White's and Lago's medals gave the U.S. six medals (three gold) in one day — the most the country's pocketed in a single day at a Winter Games.

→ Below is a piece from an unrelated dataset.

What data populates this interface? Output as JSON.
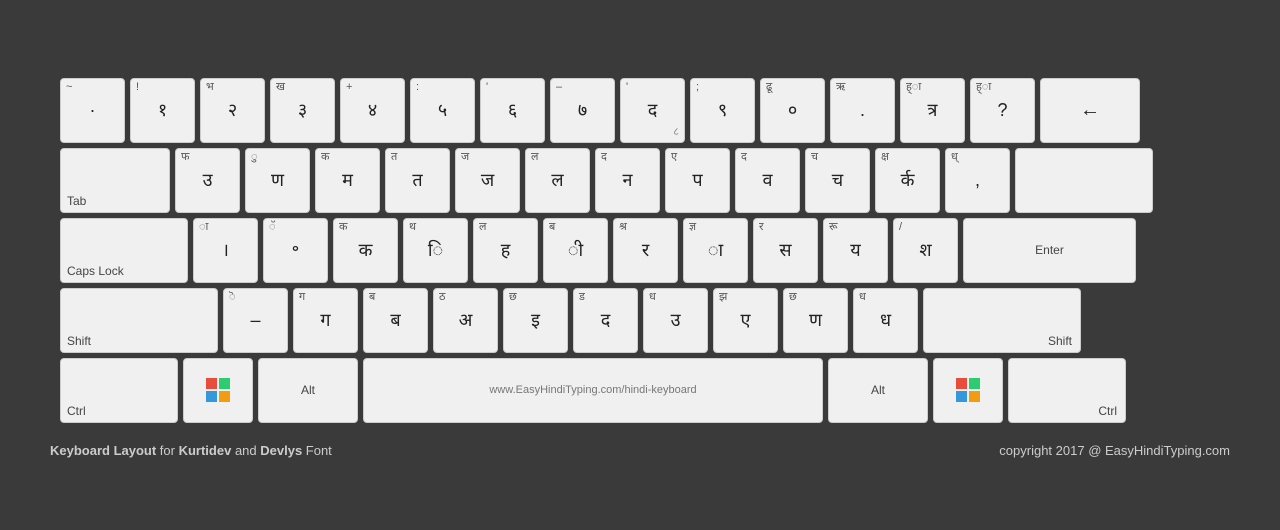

Other winners included Norway's Marit Bjorgen in the women's individual cross-country sprint, Russia's Nikita Kruikov in the men's individual cross-country sprint and the Austrian team in the doubles luge.